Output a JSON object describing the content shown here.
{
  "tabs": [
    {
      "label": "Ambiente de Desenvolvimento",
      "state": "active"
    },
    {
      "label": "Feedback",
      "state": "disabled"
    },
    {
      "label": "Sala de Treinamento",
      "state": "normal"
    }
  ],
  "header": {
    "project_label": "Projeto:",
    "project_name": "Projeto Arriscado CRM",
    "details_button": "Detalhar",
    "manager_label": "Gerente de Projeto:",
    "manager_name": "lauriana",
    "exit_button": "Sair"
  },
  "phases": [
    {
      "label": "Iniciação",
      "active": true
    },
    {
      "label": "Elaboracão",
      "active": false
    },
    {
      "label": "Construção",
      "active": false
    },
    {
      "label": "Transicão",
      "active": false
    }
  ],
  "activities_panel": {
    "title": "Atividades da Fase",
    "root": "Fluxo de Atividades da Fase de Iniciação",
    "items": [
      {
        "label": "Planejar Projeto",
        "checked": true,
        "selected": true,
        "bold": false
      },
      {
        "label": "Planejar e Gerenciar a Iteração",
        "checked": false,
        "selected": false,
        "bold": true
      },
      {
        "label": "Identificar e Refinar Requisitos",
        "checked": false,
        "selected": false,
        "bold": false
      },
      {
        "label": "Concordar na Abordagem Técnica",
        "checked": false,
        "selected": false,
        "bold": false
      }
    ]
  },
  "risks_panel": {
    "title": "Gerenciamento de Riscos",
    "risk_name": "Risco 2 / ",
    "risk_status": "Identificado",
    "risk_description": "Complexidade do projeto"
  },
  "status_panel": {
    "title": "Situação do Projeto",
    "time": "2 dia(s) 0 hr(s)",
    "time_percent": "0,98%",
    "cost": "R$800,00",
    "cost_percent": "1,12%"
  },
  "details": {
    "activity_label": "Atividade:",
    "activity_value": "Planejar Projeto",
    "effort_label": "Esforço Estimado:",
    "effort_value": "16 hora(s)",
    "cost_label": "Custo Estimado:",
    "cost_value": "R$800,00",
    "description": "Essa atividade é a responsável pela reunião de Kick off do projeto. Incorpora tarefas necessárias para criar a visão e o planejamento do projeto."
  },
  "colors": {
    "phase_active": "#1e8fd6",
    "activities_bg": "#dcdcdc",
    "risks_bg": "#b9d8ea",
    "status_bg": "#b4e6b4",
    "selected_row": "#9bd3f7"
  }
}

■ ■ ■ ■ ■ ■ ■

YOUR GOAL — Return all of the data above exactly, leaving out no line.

RESPONSE TO THIS TASK —
Output a JSON object describing the content shown here.
{
  "tabs": [
    {
      "label": "Ambiente de Desenvolvimento",
      "state": "active"
    },
    {
      "label": "Feedback",
      "state": "disabled"
    },
    {
      "label": "Sala de Treinamento",
      "state": "normal"
    }
  ],
  "header": {
    "project_label": "Projeto:",
    "project_name": "Projeto Arriscado CRM",
    "details_button": "Detalhar",
    "manager_label": "Gerente de Projeto:",
    "manager_name": "lauriana",
    "exit_button": "Sair"
  },
  "phases": [
    {
      "label": "Iniciação",
      "active": true
    },
    {
      "label": "Elaboracão",
      "active": false
    },
    {
      "label": "Construção",
      "active": false
    },
    {
      "label": "Transicão",
      "active": false
    }
  ],
  "activities_panel": {
    "title": "Atividades da Fase",
    "root": "Fluxo de Atividades da Fase de Iniciação",
    "items": [
      {
        "label": "Planejar Projeto",
        "checked": true,
        "selected": true,
        "bold": false
      },
      {
        "label": "Planejar e Gerenciar a Iteração",
        "checked": false,
        "selected": false,
        "bold": true
      },
      {
        "label": "Identificar e Refinar Requisitos",
        "checked": false,
        "selected": false,
        "bold": false
      },
      {
        "label": "Concordar na Abordagem Técnica",
        "checked": false,
        "selected": false,
        "bold": false
      }
    ]
  },
  "risks_panel": {
    "title": "Gerenciamento de Riscos",
    "risk_name": "Risco 2 / ",
    "risk_status": "Identificado",
    "risk_description": "Complexidade do projeto"
  },
  "status_panel": {
    "title": "Situação do Projeto",
    "time": "2 dia(s) 0 hr(s)",
    "time_percent": "0,98%",
    "cost": "R$800,00",
    "cost_percent": "1,12%"
  },
  "details": {
    "activity_label": "Atividade:",
    "activity_value": "Planejar Projeto",
    "effort_label": "Esforço Estimado:",
    "effort_value": "16 hora(s)",
    "cost_label": "Custo Estimado:",
    "cost_value": "R$800,00",
    "description": "Essa atividade é a responsável pela reunião de Kick off do projeto. Incorpora tarefas necessárias para criar a visão e o planejamento do projeto."
  },
  "colors": {
    "phase_active": "#1e8fd6",
    "activities_bg": "#dcdcdc",
    "risks_bg": "#b9d8ea",
    "status_bg": "#b4e6b4",
    "selected_row": "#9bd3f7"
  }
}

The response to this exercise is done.